Network Access Protection (NAP) includes client components and server components that allow you to define the required software and system configurations for computers that connect to your network. NAP enforces health requirements by inspecting and assessing the health of client computers, limiting network access when client computers are noncompliant, and remediating noncompliant client computers for unlimited network access. NAP enforces health requirements on client computers that are attempting to connect to a network. NAP also provides ongoing health compliance enforcement while a compliant client computer is connected to a network.
NAP enforcement occurs at the moment client computers attempt to access the network through network access servers, such as an RRAS server providing VPN services, or when clients attempt to communicate with other network resources.
NAP enforcement for VPN is deployed with a VPN enforcement server component and a VPN enforcement client component. VPN servers can enforce health policy when client computers attempt to connect to the network using a VPN connection. VPN enforcement provides strong limited network access for all computers accessing the network through a VPN connection.
VPN enforcement is different from Network Access Quarantine Control, which is a feature in Windows Server 2003 and Internet Security and Acceleration (ISA) Server 2004.
Deploying NAP with VPN
To deploy NAP with VPN, you must configure the following:
- Install and configure RRAS as a VPN server.
- In Network Policy Server (NPS), configure VPN servers as RADIUS clients. Also configure connection request policy, network policy, and NAP health policy. You can configure these policies individually using the NPS console or you can use the Network Access Protection wizard.
- Enable the NAP VPN enforcement client and the NAP service on NAP-capable client computers.
- Configure the Windows Security Health Validator (WSHV) or install and configure other system health agents (SHAs) and system health validators (SHVs), depending on your NAP deployment.
- If you are using PEAP-TLS or EAP-TLS with smart cards or certificates, deploy a public key infrastructure (PKI) with Active Directory® Certificate Services (AD CS).
- If you are using PEAP-MS-CHAP v2, issue server certificates with either AD CS or purchase server certificates from a trusted root certification authority (CA).
Configuring remote access policies
You must use NPS to create and configure remote access policies. Use the following steps to set the remote access policy to grant user access.
Membership in the local Administrators group, or equivalent, is the minimum required to complete this procedure.
|To configure the remote access policy|
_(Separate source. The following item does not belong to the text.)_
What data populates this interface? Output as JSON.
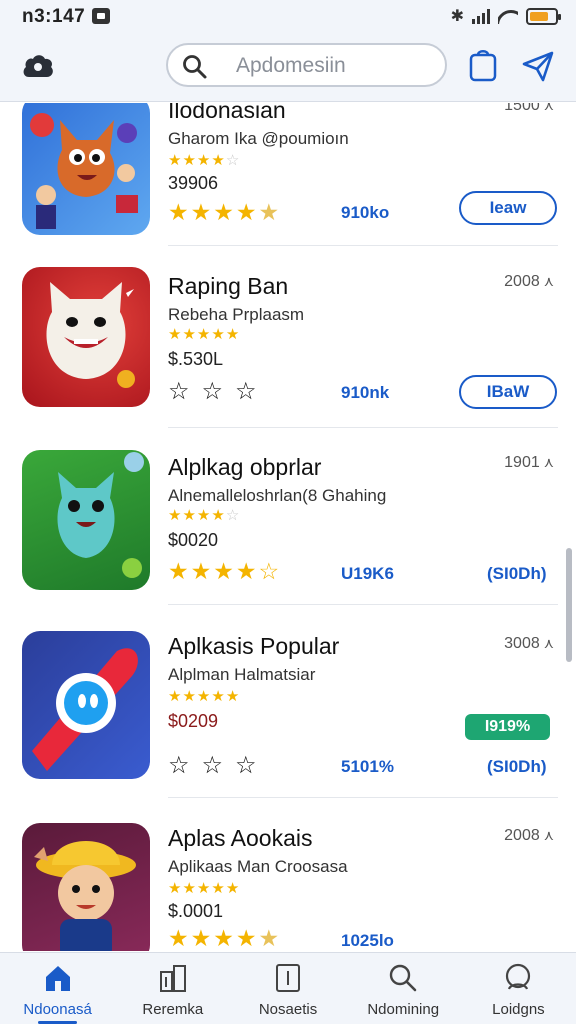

Right-click Remote Access Logging & Policies, and then click Launch NPS.
Click Network Policies.
Double-click Connections to Microsoft Routing and Remote Access server.
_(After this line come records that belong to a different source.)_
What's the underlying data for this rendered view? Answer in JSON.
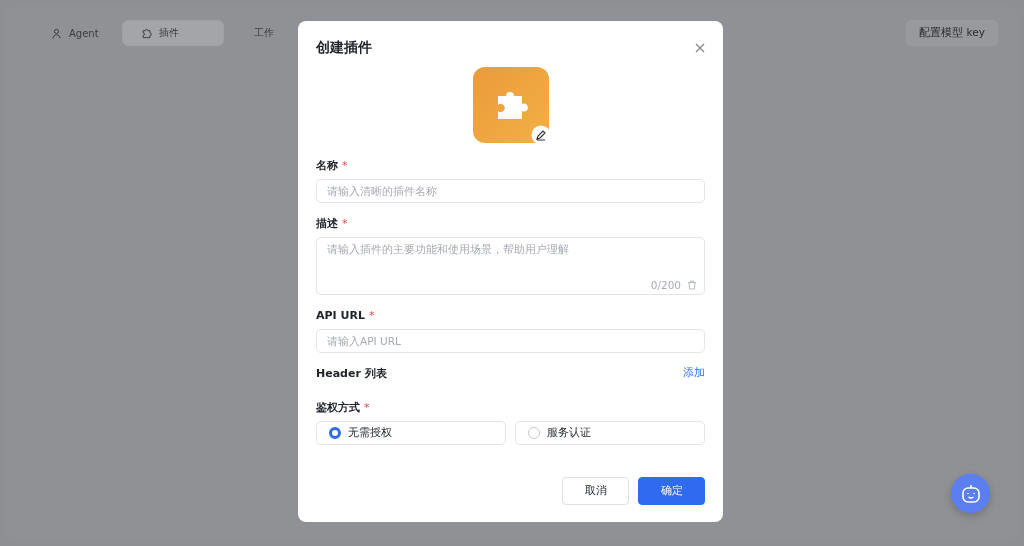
{
  "nav": {
    "tabs": [
      {
        "label": "Agent",
        "selected": false
      },
      {
        "label": "插件",
        "selected": true
      },
      {
        "label": "工作",
        "selected": false
      }
    ],
    "config_button": "配置模型 key"
  },
  "dialog": {
    "title": "创建插件",
    "fields": [
      {
        "kind": "input",
        "label": "名称",
        "mark": "*",
        "placeholder": "请输入清晰的插件名称"
      },
      {
        "kind": "textarea",
        "label": "描述",
        "mark": "*",
        "placeholder": "请输入插件的主要功能和使用场景，帮助用户理解",
        "counter": "0/200"
      },
      {
        "kind": "input",
        "label": "API URL",
        "mark": "*",
        "placeholder": "请输入API URL"
      },
      {
        "kind": "header",
        "label": "Header 列表",
        "action": "添加"
      },
      {
        "kind": "radio",
        "label": "鉴权方式",
        "mark": "*",
        "options": [
          {
            "label": "无需授权",
            "selected": true
          },
          {
            "label": "服务认证",
            "selected": false
          }
        ]
      }
    ],
    "buttons": [
      {
        "label": "取消",
        "kind": "secondary"
      },
      {
        "label": "确定",
        "kind": "primary"
      }
    ]
  }
}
On the Overview tab, under Access Permission, click Grant access, and then click OK.